Major multinational pharmaceutical firms doing business in Central America have begun to tone down promotions of potent drugs to physicians by limiting claims of benefits while making fuller disclosure of risks.

This finding was made by Dr. Milton Silverman, a University of California drug specialist who compared what 15 golbal companies - American, Swiss and French - were telling Central American doctors in 1973 with what they began to tell them in 1976.

Silverman, who reviewed 26 widely used drugs; gave this summary of his findings:

For nine medicines, the manufacturers narrowed claims of effectiveness and strengthened the warnings to make them comparable to those they provide physicians in the United States, where the Food and Drug Administration requires proof of safety and effectiveness.

For two products, the producers were already making "reasonably full disclosure in 1973 and have continued to do so."

For 11 drugs, the companies "are continuing to exaggerate the clinical values of the drugs and to minimize, gloss over, or totally ignore the potentially serious of fatal side effects."

For four drugs, the problem by the expedient of not publishing anything in 1976 about them."

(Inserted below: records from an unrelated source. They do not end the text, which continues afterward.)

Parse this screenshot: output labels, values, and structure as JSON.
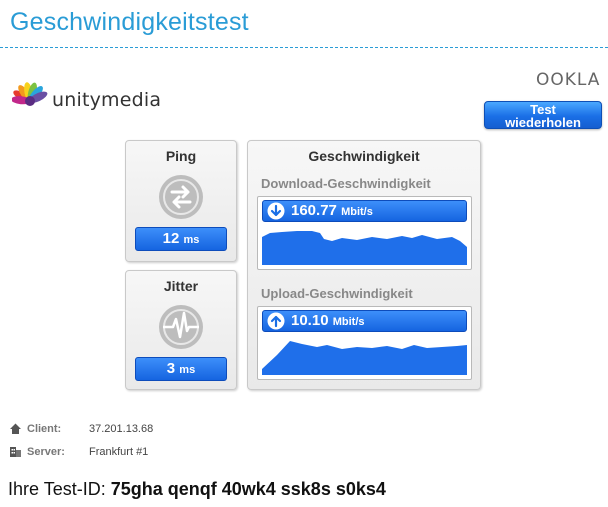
{
  "header": {
    "title": "Geschwindigkeitstest"
  },
  "brand": {
    "name": "unitymedia",
    "ookla": "OOKLA"
  },
  "actions": {
    "retest_line1": "Test",
    "retest_line2": "wiederholen"
  },
  "ping": {
    "title": "Ping",
    "value": "12",
    "unit": "ms"
  },
  "jitter": {
    "title": "Jitter",
    "value": "3",
    "unit": "ms"
  },
  "speed": {
    "title": "Geschwindigkeit",
    "download": {
      "label": "Download-Geschwindigkeit",
      "value": "160.77",
      "unit": "Mbit/s"
    },
    "upload": {
      "label": "Upload-Geschwindigkeit",
      "value": "10.10",
      "unit": "Mbit/s"
    }
  },
  "info": {
    "client_label": "Client:",
    "client_value": "37.201.13.68",
    "server_label": "Server:",
    "server_value": "Frankfurt #1"
  },
  "test_id": {
    "label": "Ihre Test-ID:",
    "value": "75gha qenqf 40wk4 ssk8s s0ks4"
  },
  "colors": {
    "title_blue": "#2a9cd6",
    "accent_blue": "#1a6fe6"
  }
}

Probably the most dramatic change involved Chloromycetin, the Parke-Davis brand of an antibiotic, chloramphenicol, that causes a fatal blood disease in some users.

In the United States, the FDA has long required the Detroit firm to say in the official prescribing instructions and advertisements that chloramphenicol should not be used in "trivial infections," but should be restricted to a few serious or life-threatening diseases such as typhoid fever.

The labeling also warns of the link to the blood disease.

In Latin America in 1973, Silverman said, Parke-Davis was contradicting the advice it was giving in the United States by recommending Chloromycetin for disorders including tonsillitis, pharyngitis, eye and ear infections, abscesses and pneumonia. It did not disclose potential adverse reactions including the blood disease, nor give, the medical conditions in which the drug should not be used.

By 1976, however, Parke-Davis was telling Central American physicians virtually the same thing it was telling physicians here, Silverman said.

He based his findings on the 1973 and 1976 entries in the Central American Spanish-language edition of the "Dictionary of Pharmaceutical Specialities."

This is a widely used references volume that carriers entries exactly as companies want them and it is distributed annually to every doctor in Costa Rica, El Salvador, Guatemala, Honduras, Nicaragua and Panama, along with the Dominican Republic.

The 1976 edition was published Sept. 30, four months after the University of California Press published Silverman's book, "The Drugging of the Americas," and after the author testified before the Senate Select Small Business Monopoly Subcommittee.

The book and testimony were based on a first-hand survey by Silverman and two associates, who compared the labeling of 40 drugs provided by 23 international companies in the United States with the labeling they provided on the same products in 11 Latin American countries.

Although some companies defended the legality of overstating benefits and understating risks outside of the United States, Silverman testified that they were violating laws in four countries - Honduras, Panama, El Salvador and Colombia - that required full disclosure of hazards to physicians.

News reports on the Senate hearing were widely published in Latin America, Silverman said.

At the time, C. Joseph Stetler, president of the Pharmaceutical Manufacturers Association in Washington, acknowledged "the importance of the questions raised" in the hearing and said he intended to have them discussed by the International Federal of Pharmaceutical Manufactueres.

Three weeks laters, Stetler went before a meeting of the federation in London with an unprecedented proposal: to adopt a resolution calling upon the world's drug companies to adhere to standardized drug labeling and to make full disclosure of harzards.

Stetler said recently that he raised the issue in part because of the Senate hearing and, in an apparent reference to the publicity, "in part because of recurring concern expressed in various in other quarters."

The federation rejected Stetler's proposal, asking him instead to prepare a policy statement. As adopted by the federation at a meeting in November, the resolution said:

That labeling and entries in prescribing guides for a prescription drug "should be consistent with the body of scientific and medical evidence pertaining to that product, taking into account good medical practice and the requirements of each government's regulatory authorities."

That "particular care should be taken that essential information as to medical products' safety, contraindications and side effects is appropriately communicated."

That each of the more than 40 member associations "encourage compliance among its member companies with this proposal."

Silverman commented that the federation "unhappily . . . did not propose any method to implement the move." He said that a body such as the World Health Organization could "set up guidelines and maintain surveillance." He added:

"It remains to be seen whether the changes instituted by some global drug companies in Central America will be applied to all their products throughout the world, and whether their lead will be followed by other drug firms."